I need to think a bit more deeply about why relying more on trust has worked so well this time, because as you say, it is not a given. Your bullets are a good starting point for a more nuanced understanding of the comparative costs of markets and trust networks. Thanks!
Thanks for your non-market essay feedback!
I don't know exactly why shipping companies are so expensive in Scandinavia. Part of it is of course high tax and insurance cost, but that can't explain the entire difference in cost compared to doing it your self. Maybe shipping is unattractive as a job for various reasons, so we have an undersupply of shipping companies?
And you're definitly right that my post is cherry picking galore. I should have underlied that it was more of a hunch! I don't have data to answer the question whether people in general could gain by moving more of their consumption of the market (or vice versa: gain by moving things they now do with in their network unto the market). What I do have is my single data point, and I've been finding a lot of ways to reduce how much I need to labor to be able to satisfy my needs by growing my network at the expense of my salaried career. (After having the realisation I share in the post, I've also expanded my network to supply me with food, and I've set up so I can loan a car instead of buying it.)
So the point I'm trying to make is a slightly different one than "trust is massively more effective than markets". Its that one can have a higher marginal return on ones time if one consciously explore if what one wants to consume can best be served by the market or by one's network. For me, I've been able to get higher returns by investing more in growing my network. (Though there are some things that I now do outside of markets that might be better served by the market!) But again, that's one data point, and one has to go case by case. My intuition though is that since that more people could gain, given that for example the shipping companies operate though one can easily beat them by a wide margin by having (cultivating) good friends. And I thought that could be useful to share.
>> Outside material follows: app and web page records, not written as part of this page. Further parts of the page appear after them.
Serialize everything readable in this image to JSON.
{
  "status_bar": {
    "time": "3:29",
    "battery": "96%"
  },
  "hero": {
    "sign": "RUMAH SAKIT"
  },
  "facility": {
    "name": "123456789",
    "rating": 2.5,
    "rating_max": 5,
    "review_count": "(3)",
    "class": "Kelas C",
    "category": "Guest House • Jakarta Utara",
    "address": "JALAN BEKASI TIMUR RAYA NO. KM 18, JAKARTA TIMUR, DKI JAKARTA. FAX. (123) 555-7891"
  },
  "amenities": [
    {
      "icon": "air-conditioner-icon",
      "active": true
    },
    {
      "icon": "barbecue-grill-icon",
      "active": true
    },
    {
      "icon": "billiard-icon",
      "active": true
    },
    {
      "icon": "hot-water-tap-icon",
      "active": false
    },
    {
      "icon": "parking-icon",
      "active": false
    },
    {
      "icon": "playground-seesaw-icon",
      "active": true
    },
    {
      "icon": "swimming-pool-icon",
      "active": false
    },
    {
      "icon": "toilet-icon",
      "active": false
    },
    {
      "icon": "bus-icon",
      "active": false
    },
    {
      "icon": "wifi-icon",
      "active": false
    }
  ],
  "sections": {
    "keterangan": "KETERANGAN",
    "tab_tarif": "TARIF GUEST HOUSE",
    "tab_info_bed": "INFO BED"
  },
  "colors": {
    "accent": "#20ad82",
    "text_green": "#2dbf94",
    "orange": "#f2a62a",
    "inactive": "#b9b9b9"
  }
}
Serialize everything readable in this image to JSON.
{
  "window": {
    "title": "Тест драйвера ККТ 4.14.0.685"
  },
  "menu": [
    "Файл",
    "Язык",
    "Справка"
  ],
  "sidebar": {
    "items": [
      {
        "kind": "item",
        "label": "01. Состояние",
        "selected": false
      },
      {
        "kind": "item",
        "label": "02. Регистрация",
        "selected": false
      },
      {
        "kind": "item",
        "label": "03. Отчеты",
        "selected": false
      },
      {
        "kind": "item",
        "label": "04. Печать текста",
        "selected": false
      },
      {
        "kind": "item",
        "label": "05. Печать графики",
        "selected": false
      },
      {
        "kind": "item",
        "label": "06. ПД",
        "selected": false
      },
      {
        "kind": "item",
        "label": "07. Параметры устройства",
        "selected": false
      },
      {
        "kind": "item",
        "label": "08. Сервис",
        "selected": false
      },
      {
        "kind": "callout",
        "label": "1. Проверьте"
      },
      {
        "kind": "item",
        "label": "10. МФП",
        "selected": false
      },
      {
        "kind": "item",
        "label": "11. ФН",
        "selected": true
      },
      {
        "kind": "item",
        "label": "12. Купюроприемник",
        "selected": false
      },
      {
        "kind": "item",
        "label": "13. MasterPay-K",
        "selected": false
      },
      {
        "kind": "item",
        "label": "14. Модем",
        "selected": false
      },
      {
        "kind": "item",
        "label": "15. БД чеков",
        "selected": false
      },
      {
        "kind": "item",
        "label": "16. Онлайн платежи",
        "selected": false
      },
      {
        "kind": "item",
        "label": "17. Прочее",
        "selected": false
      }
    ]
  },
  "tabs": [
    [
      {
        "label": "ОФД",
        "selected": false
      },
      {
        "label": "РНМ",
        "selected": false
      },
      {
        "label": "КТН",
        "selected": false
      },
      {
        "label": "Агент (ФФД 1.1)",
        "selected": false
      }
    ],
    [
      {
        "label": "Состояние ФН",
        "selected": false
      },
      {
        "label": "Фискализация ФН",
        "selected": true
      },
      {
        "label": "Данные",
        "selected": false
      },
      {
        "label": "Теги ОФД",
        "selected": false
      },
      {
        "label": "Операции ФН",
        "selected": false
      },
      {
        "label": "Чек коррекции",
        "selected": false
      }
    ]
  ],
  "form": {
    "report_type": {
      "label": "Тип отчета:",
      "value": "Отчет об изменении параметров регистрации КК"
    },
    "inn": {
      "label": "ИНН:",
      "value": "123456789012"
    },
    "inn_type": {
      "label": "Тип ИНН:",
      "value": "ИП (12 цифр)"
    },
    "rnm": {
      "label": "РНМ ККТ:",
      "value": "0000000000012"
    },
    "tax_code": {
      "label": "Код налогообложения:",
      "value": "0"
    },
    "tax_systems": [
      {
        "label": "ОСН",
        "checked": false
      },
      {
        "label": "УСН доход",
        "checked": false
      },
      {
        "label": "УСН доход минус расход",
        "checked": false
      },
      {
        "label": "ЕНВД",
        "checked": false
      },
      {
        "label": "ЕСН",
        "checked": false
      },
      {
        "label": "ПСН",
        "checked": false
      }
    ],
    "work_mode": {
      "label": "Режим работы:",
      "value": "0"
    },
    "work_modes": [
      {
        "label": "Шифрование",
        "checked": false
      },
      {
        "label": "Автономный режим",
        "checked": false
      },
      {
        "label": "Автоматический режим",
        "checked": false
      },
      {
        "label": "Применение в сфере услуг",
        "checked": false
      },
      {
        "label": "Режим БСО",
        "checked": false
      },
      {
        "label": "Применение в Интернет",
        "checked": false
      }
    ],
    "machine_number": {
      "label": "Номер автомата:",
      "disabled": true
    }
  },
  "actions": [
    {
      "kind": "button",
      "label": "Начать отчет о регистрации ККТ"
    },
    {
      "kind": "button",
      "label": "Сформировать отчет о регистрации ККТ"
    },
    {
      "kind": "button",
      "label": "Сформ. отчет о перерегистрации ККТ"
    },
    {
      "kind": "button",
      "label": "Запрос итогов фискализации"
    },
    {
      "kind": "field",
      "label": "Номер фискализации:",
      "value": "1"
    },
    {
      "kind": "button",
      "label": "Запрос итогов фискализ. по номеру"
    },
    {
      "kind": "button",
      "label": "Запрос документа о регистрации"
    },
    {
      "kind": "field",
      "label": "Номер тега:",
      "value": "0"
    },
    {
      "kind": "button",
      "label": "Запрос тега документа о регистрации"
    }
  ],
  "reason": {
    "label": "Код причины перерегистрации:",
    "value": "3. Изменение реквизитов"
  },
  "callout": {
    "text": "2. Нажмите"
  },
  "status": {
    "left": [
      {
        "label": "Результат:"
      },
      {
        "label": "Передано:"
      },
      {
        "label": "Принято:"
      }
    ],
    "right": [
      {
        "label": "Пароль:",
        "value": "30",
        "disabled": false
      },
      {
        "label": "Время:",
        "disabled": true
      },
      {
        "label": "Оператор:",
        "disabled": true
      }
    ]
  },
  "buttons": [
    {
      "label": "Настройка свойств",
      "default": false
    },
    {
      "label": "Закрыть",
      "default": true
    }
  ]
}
Good points! I agree with everything, and the way you puts it is clearer.
You're definietly right that markets do not reduce trust. That was a bad turn of phrase: what I tried to say, and what I think you are saying, is that markets enables transactions with lower levels of personal trust.
And it is very true that markets are great enablers when they allow you to do things not possiblie within your network. Expanding my network to include someone with a truck might (or might not) be an efficient investment for me, for example. I don't think it would be rational to exit the market. But it is important to remember that there is another direction one can look in, and that sometimes investing in growing your network is more efficient than raising your salary.
Hi, my name his Henrik. I've been lurking here for a long time, and today finally dared write something myself. I have been looking for a community like this for a long time, and I'm so grateful for being able to listen in to all the conversations happening. Emerging oneself in a better culture can really bring out good things in oneself. The last few months, after hanging out here, it feels like my thoughts are moving in new, orthogonal and fruitful directions. I just want to say my thanks to all the people working to make sure that this bubble can exist.